# [WHAT YOU NEED TO DO]
Whenever "message" appears in a line, please copy that line from the data.

(MATERIAL SHOWN)

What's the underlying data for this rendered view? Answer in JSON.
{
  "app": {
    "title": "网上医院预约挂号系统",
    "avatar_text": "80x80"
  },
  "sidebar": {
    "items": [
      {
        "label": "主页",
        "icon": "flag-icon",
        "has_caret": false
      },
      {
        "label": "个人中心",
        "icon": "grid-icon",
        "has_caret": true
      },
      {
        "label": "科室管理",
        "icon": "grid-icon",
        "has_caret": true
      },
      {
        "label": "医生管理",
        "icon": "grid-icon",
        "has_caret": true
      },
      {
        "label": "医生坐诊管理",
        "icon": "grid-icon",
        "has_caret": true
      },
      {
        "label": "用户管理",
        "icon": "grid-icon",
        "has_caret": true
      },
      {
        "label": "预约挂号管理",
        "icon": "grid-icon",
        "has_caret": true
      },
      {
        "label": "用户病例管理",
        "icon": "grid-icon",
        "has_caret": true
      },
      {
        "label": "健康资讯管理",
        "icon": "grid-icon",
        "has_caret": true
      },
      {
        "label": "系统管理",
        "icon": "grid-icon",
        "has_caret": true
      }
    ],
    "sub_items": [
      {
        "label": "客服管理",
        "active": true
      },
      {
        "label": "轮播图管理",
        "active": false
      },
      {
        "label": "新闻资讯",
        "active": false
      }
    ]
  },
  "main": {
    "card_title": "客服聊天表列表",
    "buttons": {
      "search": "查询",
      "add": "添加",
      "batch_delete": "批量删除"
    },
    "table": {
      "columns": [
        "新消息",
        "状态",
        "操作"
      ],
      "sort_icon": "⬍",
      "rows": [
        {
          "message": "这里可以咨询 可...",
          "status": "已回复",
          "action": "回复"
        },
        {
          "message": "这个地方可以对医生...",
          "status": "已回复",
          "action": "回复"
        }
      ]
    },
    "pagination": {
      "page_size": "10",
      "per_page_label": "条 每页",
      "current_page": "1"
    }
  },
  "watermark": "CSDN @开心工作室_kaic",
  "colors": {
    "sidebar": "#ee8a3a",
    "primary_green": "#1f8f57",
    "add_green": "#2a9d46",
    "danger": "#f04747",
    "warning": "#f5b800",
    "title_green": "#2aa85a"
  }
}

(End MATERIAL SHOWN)

# [YOUR SOLUTION]
          "message": "这里可以咨询 可...",
          "message": "这个地方可以对医生...",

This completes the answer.